You cannot have a meaningful, effective relationship with a client when people who are not within the [attorney–client] privilege stand between you and the client. — David Nevin, defense counsel for Khalid Sheikh Mohammed
With those words, Mr. Nevin summarized his position and that of the other four defense teams in the pre-trial hearings in the 9/11 military commission held at Guantánamo Bay, Cuba, and observed by the ACLU via delayed feed at Fort Meade, Maryland, between June 17 and 21. The week was dominated by testimony from military officials tasked with overseeing the detention of the military commission defendants at Guantánamo. By week's end, a picture of defense-counsel frustration emerged; in the words of Cheryl Bormann, lawyer for Waleed bin Attash, "The gig was rigged."
The recent hearings in the 9/11 case were only the latest military commission proceedings, which the ACLU has monitored since they began, to draw attention to the system's many faults. ACLU staff attorney Alex Abdo has helpfully explained the main objections to the commissions, as summarized by Mark Martins, the commissions' chief prosecutor: "the commissions are ‘unsettled,' ‘unfair,' ‘unnecessary,' ‘unknown,' and ‘unbounded.'" Issues have ranged from over-classification and a lack of public access, to a lack of resources for the defense teams. The hearings in June highlighted another problem: the inability of defense counsel to perform their duties due to restrictive, confusing, and inconsistently applied orders regulating their communications with their clients. (You can read about recent revelations of attorney-client surveillance at Guantánamo here.)

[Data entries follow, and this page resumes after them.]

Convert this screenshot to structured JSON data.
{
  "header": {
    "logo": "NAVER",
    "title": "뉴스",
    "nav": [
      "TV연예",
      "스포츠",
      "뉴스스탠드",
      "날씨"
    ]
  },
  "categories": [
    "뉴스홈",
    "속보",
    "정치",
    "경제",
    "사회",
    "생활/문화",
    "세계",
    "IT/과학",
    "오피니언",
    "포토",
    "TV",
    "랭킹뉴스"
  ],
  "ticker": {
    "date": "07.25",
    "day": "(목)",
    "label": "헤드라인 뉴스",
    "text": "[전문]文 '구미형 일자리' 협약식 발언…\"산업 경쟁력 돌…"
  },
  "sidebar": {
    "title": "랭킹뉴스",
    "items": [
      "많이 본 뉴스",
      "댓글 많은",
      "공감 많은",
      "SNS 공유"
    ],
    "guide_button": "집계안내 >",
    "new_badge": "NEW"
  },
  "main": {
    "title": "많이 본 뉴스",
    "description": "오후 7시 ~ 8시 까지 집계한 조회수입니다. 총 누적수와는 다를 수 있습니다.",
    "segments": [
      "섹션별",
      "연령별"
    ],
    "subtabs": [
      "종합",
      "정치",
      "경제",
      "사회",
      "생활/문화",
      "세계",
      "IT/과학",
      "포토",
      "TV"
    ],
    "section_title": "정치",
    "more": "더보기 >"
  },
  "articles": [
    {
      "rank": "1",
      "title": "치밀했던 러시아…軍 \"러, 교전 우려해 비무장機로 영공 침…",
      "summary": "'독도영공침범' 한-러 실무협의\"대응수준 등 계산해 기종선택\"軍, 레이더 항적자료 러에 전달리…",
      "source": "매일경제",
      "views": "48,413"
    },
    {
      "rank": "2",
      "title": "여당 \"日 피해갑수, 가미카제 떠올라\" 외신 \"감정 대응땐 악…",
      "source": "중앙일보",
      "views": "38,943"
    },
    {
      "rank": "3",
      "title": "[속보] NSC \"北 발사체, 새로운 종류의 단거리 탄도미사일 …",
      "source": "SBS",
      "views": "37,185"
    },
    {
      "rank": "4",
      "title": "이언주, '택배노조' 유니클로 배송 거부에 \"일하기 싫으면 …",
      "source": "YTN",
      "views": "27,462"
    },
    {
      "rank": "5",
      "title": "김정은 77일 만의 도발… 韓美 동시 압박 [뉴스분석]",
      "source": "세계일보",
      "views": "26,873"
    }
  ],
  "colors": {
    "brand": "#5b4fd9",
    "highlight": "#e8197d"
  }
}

At stake were the barriers the military has erected between defendants and their lawyers, including provisions put in place by Admiral Woods, the former commander of Joint Task Force-Guantánamo, that regulate the flow of information into the detention facility. The defense argued that those provisions both breached attorney-client privilege and banned materials necessary to the defense, making it impossible for defense counsel to do their jobs effectively. In one instance, Ms. Bormann said she had been barred from bringing a copy of The Black Banners, a book by Ali H. Soufan that has a chapter devoted to her client, Waleed bin Attash, to a client meeting at the detention center. She suggested a solution that laid plain the absurdity of some of the rules, asking Admiral Woods if she could send her client a re-typed version of the chapter, signed by her and marked as privileged information. He answered yes because that document would fall under the definition of privileged communications, which can be delivered to the detainees, while the book itself would not.

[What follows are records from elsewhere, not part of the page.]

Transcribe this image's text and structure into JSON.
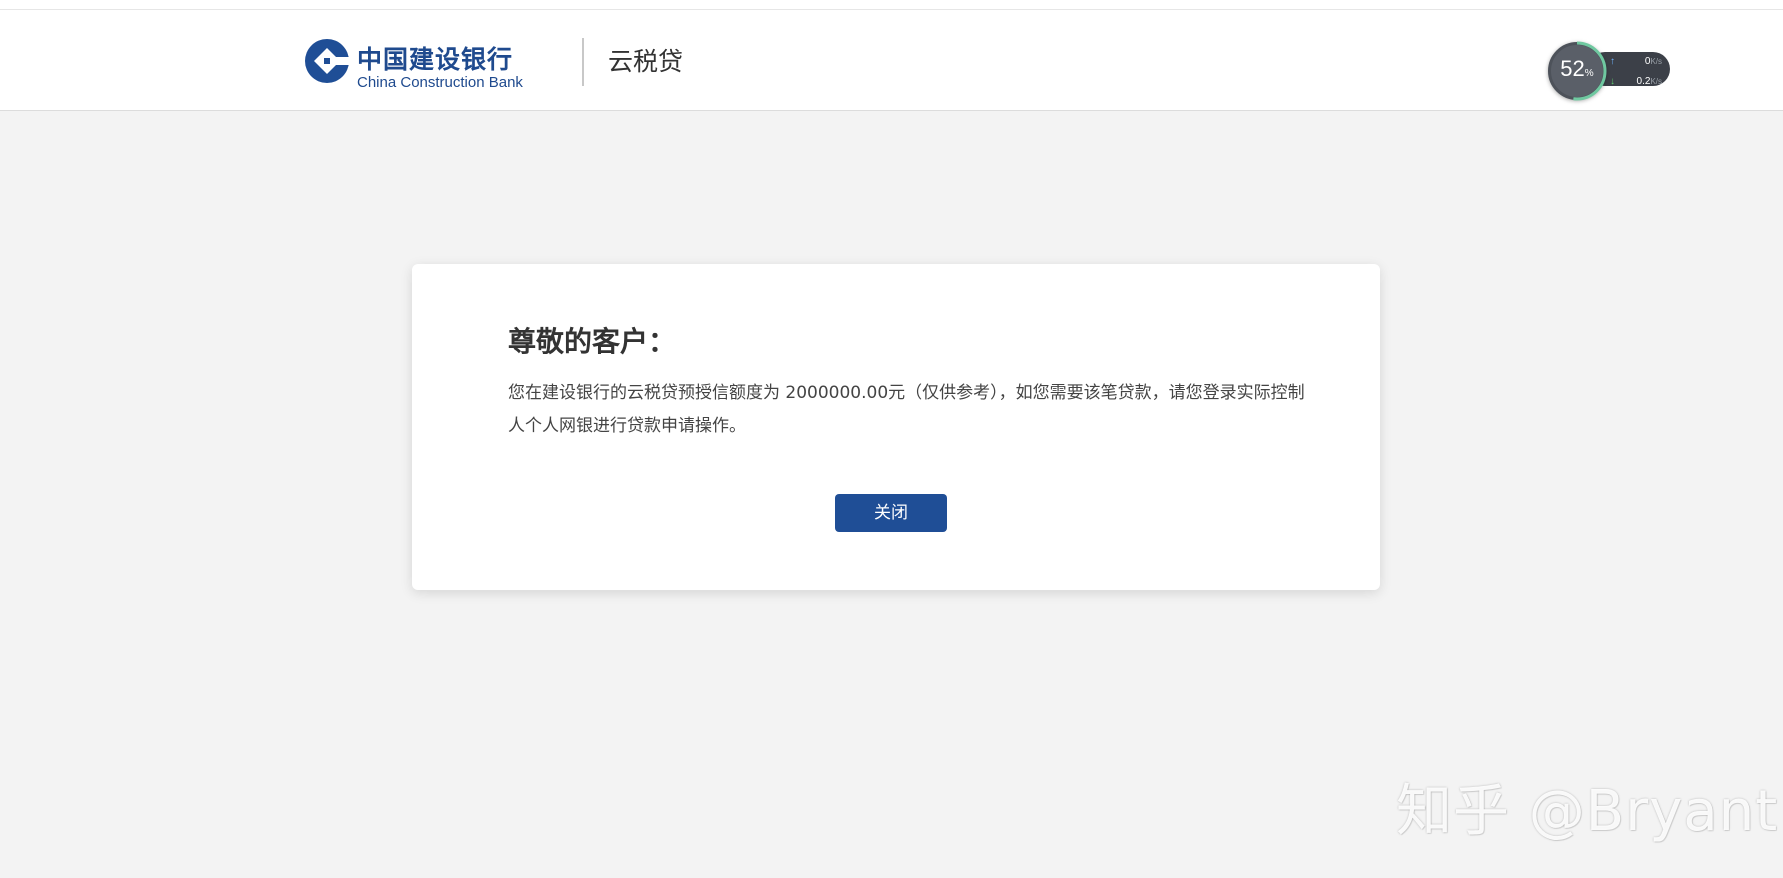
{
  "header": {
    "bank_name_cn": "中国建设银行",
    "bank_name_en": "China Construction Bank",
    "product_name": "云税贷"
  },
  "network_monitor": {
    "percent": "52",
    "percent_unit": "%",
    "upload_value": "0",
    "download_value": "0.2",
    "rate_unit": "K/s"
  },
  "dialog": {
    "greeting": "尊敬的客户：",
    "message": "您在建设银行的云税贷预授信额度为 2000000.00元（仅供参考），如您需要该笔贷款，请您登录实际控制人个人网银进行贷款申请操作。",
    "close_label": "关闭"
  },
  "watermark": {
    "text": "知乎 @Bryant"
  },
  "colors": {
    "brand_blue": "#1f4e96",
    "background": "#f3f3f3",
    "card": "#ffffff"
  },
  "icons": {
    "logo": "ccb-logo-icon",
    "upload": "arrow-up-icon",
    "download": "arrow-down-icon"
  }
}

Ms. Bormann's example also reveals the narrow range of materials defense counsel have been allowed to share with their clients. According to the language of the controlling orders, the only materials defense counsel can deliver to their clients as privileged materials—meaning, they are supposed to go unread by the government—are documents specifically written by counsel to the defendant. Beyond this restriction, the government also strictly regulates the allowable content of any communications between attorney and client. For example, "contraband" includes information about the defendants' torture while in detention; as defense lawyers argued in commission filings, their clients' "torture during confinement is an important element of their defense, which cannot be competently investigated, documented, or presented in court in the absence of full discussion with them."
Other points of contention at issue before the military commission in June were the use of "privilege teams" and a so-called "baseline review" to screen material. As part of the baseline review, which was conducted in October 2011, guards took bins out of all detainees' cells—including bins designated for legal materials—and searched them. In order to determine if material was privileged, the guards would have to review it. As the defense argued, that procedure violated attorney–client privilege, which broadly protects that kind of material from being read by third parties. The privilege teams were also set up to screen legal mail. Because government privilege teams' review of communications could also violate attorney–client protections, defense counsel were instructed by the head of their office not to comply with the new monitoring rules.
These obstacles to effective counsel come in addition to restrictive rules imposed by the commissions themselves—rules that even include the classification of defendants' recollections about their torture by the same government that is trying them. As defense counsel continually reiterated at the last hearings, these military trials are capital cases in which the lives of the defendants are at stake. Particularly when the consequences are so grave, procedures that impede a vigorous defense substantially undermine the fair outcome that criminal trials are intended to achieve. Judge Pohl must now decide whether to issue an order regulating communication with the defendants—an order that would both create rules governing attorney-client communication and define defense counsel's ability to work with clients to mount an effective defense.
It's important to note that at least a week of testimony and argument was spent on matters that would normally be uncontroversial in our criminal justice system. Both this seemingly ad hoc decision-making process and the interference with adequate representation it was meant to settle are two of the many reasons that the ACLU continues to oppose the United States' use of military commissions to try military detainees and to call for the close of the Guantánamo detention facility.